Getting an ear exam would be the next step. Your physician will look for possible causes of the tinnitus such as:

  • Ear wax
  • Inflammation
  • Stress levels
  • Ear damage
  • Infection

Here are some particular medications that might cause this problem too:

  • Aspirin
  • Water pills
  • Cancer Meds
  • Antibiotics
  • Quinine medications
  • Antidepressants

Making a change could get rid of the tinnitus.

You can schedule a hearing exam if you can’t find any other evident cause. If you do have hearing loss, hearing aids can lessen the ringing and improve your situation.

Treating Tinnitus

Because tinnitus isn’t an illness, but rather a side effect of something else, the first step is to treat the cause. The tinnitus should disappear once you take the proper medication if you have high blood pressure.

For some people, the only solution is to deal with the tinnitus, which means finding ways to suppress it. White noise machines can be useful. The ringing stops when the white noise takes the place of the sound the brain is missing. You can also try a fan, humidifier or dehumidifier to get the result.

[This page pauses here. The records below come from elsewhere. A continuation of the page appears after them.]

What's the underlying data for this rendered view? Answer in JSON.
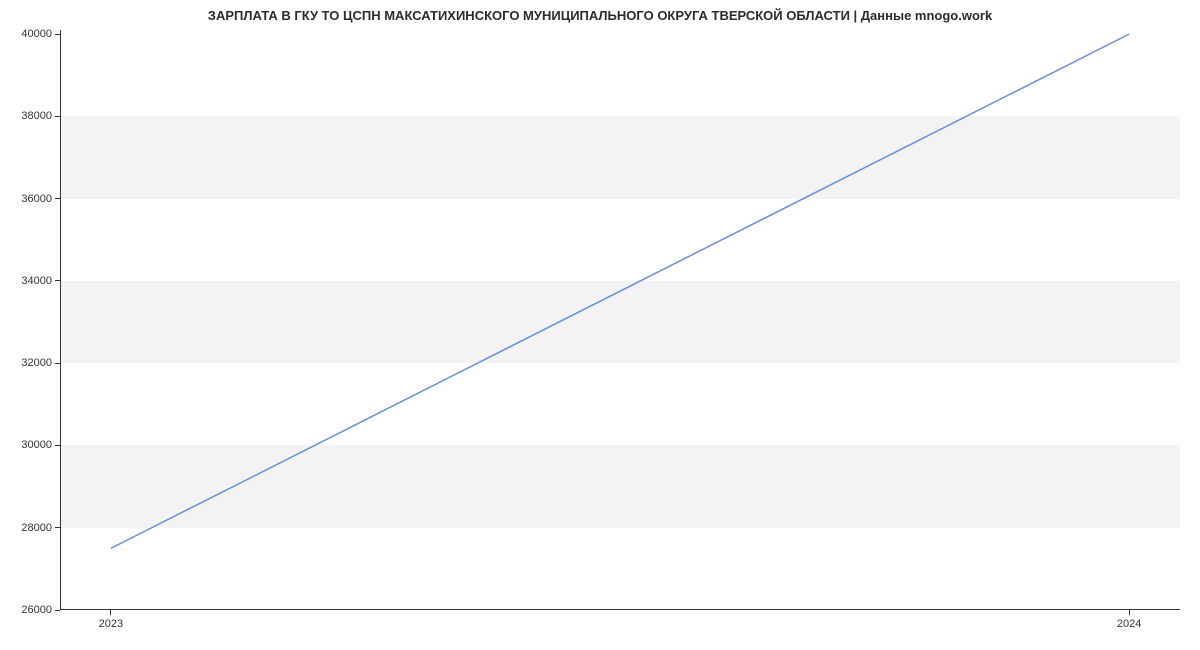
{
  "chart_data": {
    "type": "line",
    "title": "ЗАРПЛАТА В ГКУ ТО ЦСПН МАКСАТИХИНСКОГО МУНИЦИПАЛЬНОГО ОКРУГА ТВЕРСКОЙ ОБЛАСТИ | Данные mnogo.work",
    "xlabel": "",
    "ylabel": "",
    "x": [
      2023,
      2024
    ],
    "values": [
      27500,
      40000
    ],
    "x_ticks": [
      2023,
      2024
    ],
    "y_ticks": [
      26000,
      28000,
      30000,
      32000,
      34000,
      36000,
      38000,
      40000
    ],
    "ylim": [
      26000,
      40100
    ],
    "xlim": [
      2022.95,
      2024.05
    ],
    "line_color": "#6a8fd8",
    "band_color": "#f3f3f3"
  }
}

Another method is tinnitus retraining. You wear a device that creates a tone to mask the frequencies of the tinnitus. It can teach you not to focus on it.

You will also want to look for ways to avoid tinnitus triggers. Start keeping a diary because tinnitus triggers are different for everybody. Write down everything before the ringing began.

  • What did you eat or drink?
  • What sound did you hear?
  • What were you doing?

Tracking patterns is possible using this method. You would know to order something different if you had a double espresso each time because caffeine is a well known trigger.

Tinnitus affects your quality of life, so finding ways to lessen its impact or eliminate it is your best hope. To learn more about your tinnitus, schedule an appointment with a hearing care specialist today.

Why wait? You don't have to live with hearing loss. Call Us Today